Press "Enter" to skip to content

TGI candidate profile: Michael Roven Poai

Michael Roven Poai

• Age: 47

• Occupation: machine operator

• Town of residence: Kapa‘a

• Prior experience in government/leadership: Former member, Kapa‘a Rotary Club.

Q: The median price of a single-family home on Kaua‘i is over $1 million, and the county’s 2018 General Plan reported 44% of all households are cost burdened. How will you address the affordable housing crisis in Kaua‘i County?

We must get serious about affordable-home ownership and look to increase our housing supply. We should focus on improving our policies and how the county can assist in funding affordable housing for our local families.

If there are funds committed to housing, where are they being directed to? How much of those funds are being directed to home ownership and how many to rental housing?

When it comes to housing, more of our efforts should be aimed towards home ownership and towards individuals who are cost burdened. We need to be more targeted.

Q: The coronavirus pandemic decimated the tourism industry Kaua‘i and the state are so reliant upon. Should Kaua‘i County make economic diversity a priority, and if so, how?

Absolutely. We should be looking at other sectors in our community, begin to explore them, and then take advantage of those markets to help with our economic diversification.

Energy and diversity exist, but our focus has been too narrow, and that is very understandable knowing that Hawai‘i has been promoted as a tourist destination.

Q: Kaua‘i continues to look for a new landfill site, years after its search began. The clock is ticking: The Kekaha landfill is currently projected to reach capacity in January 2027. What is your preferred solution?

We need to focus on more robust recycling efforts and help support those efforts by making it more convenient for residents to begin recycling from the comfort of their home. Currently the County charges for trash only pick up. The county should provide receptacles for bottles and plastics, and small item card boards like they do in cities on the mainland instead of one for trash pick-up only.

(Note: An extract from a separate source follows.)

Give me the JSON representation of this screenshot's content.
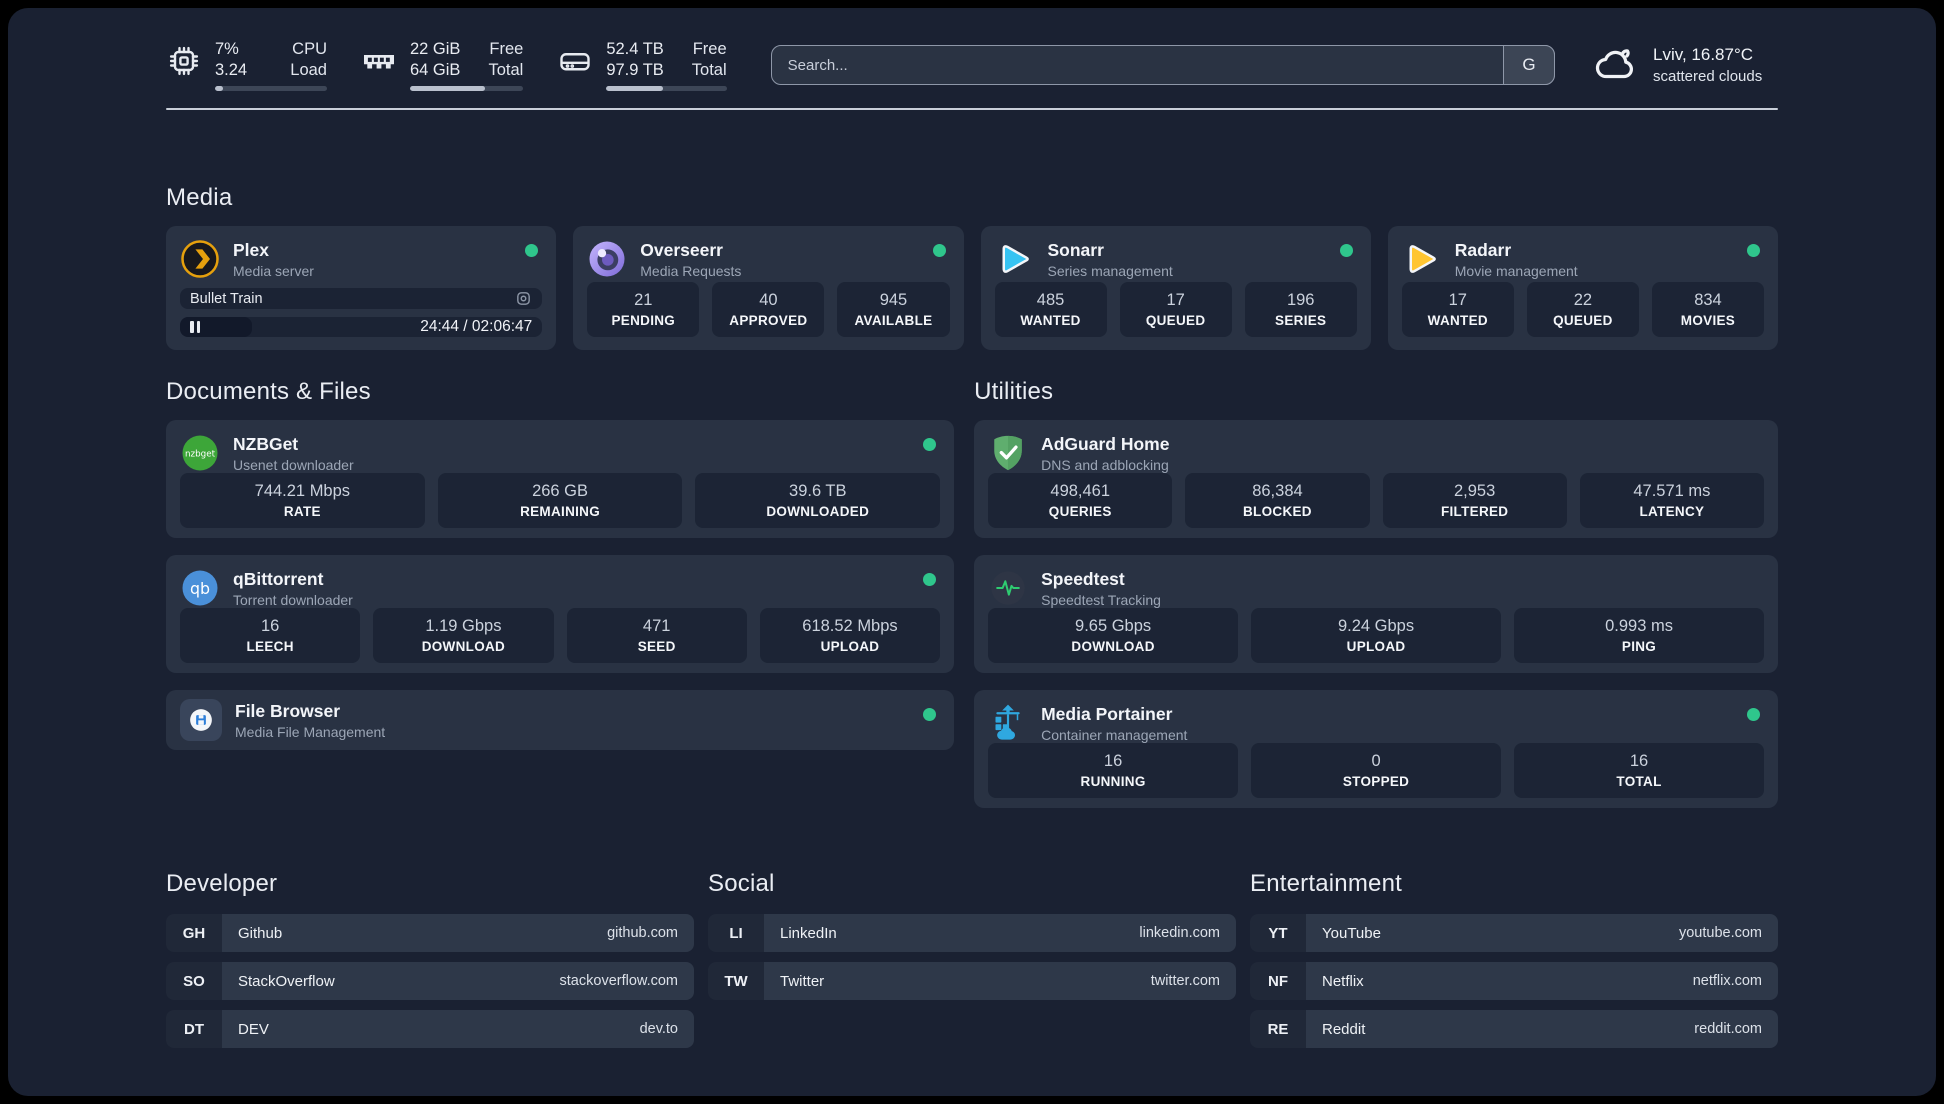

We should also be investing and learning how to implement strategies used by cities and governments around the world that have taken control of their landfill problems and turned it into energy. We need to model ourselves with those towns and cities who have turned their garbage crisis around and stop talking about our issues and start doing something about it.

Q: The reality of climate change is more apparent than ever. The Kaua‘i County General Plan notes the island can expect local sea levels to rise by 3 feet, minimum, by the second half of this century. How must the County adapt to this and other climate-related contingencies?

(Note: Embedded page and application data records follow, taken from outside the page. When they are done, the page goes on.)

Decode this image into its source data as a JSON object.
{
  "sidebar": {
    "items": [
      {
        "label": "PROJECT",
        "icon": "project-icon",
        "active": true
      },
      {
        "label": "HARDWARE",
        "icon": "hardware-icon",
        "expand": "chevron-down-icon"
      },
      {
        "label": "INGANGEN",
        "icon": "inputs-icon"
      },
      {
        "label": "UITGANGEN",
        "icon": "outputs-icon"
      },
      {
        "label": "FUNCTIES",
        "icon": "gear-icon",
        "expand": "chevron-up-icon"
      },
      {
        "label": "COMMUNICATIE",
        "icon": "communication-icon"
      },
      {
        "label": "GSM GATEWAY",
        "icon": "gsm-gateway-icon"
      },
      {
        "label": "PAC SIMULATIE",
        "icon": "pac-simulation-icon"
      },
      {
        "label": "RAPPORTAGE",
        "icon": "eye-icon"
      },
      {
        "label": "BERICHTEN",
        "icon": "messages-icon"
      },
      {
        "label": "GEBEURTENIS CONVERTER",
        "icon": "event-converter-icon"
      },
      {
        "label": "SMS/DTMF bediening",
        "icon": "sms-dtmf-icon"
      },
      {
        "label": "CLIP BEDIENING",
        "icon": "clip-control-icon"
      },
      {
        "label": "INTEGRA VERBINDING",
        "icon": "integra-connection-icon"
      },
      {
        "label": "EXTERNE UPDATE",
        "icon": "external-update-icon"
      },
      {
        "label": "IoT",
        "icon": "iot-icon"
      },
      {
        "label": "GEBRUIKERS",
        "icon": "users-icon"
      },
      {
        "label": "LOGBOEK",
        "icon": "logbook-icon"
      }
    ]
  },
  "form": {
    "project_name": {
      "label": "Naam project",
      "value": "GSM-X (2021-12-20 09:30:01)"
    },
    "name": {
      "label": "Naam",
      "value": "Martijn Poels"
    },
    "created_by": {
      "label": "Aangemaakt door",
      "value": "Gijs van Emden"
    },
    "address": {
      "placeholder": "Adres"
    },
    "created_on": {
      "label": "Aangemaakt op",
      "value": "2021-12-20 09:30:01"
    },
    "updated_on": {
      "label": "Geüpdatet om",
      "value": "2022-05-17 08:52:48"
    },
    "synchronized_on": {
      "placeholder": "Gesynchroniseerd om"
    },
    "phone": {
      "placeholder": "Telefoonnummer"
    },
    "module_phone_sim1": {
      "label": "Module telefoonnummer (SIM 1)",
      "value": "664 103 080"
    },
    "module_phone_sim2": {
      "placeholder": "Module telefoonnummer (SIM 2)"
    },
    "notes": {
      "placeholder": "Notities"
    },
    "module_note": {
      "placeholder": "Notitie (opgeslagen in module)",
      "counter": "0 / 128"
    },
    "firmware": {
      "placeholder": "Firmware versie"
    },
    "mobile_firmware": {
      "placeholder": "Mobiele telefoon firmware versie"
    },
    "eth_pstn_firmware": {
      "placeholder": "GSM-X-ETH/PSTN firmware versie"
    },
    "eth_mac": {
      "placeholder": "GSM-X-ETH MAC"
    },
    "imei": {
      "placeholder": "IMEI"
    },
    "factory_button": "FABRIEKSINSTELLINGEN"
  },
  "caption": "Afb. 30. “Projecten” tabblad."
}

This is a sensitive issue and the debates that surround climate change rage on. Depending on who you speak to or what side of the issue you stand on, the fact of the matter is, our climate is changing. We need to stop thinking of only ourselves and instead start thinking about our future generations and the problems they will face because of our lack of acting now to address the problems of climate change that’s staring us right in the face.

Our efforts must extend far beyond our shores, but we need to start here and start now. Any worthwhile endeavor or movement begins with one person and that influence must grow until those voices cannot be ignored.

The climate is losing and when she is gone, we will only be left with ourselves to blame. So, let’s look at energy efficiency and implement more of those strategies to help combat climate change and preserving our habitat and ecosystem. What can the role of technology play? Can we do more to improve our public health, water, air, etc.

Q: What is driving you to seek election, and why should voters give you, their vote?

We live in a society that is driven by excess and greed; by fast food and instant fixes; by get rich quick money schemes, and an attitude driven by entitlement. It’s infiltrated the very fabric of our society, into our government, and even our family’s, and once good people have been swallowed up by a wave of cynicism and a what’s in it for me attitude that we’ve lost our way.

I am running because I want us to return to our small-town values, where everyone was your aunty and uncle, where trust in our leadership was unquestionable, and respect of our kupuna and our land was foremost.

I am running because I see a need for a leader who is the voice for not only the haves, but the have-nots. It’s time for a leader who is not afraid to do the right thing even when it hurts and whose main mission is to serve.
Source: The Garden Island

Be First to Comment

    Leave a Reply

    %d bloggers like this: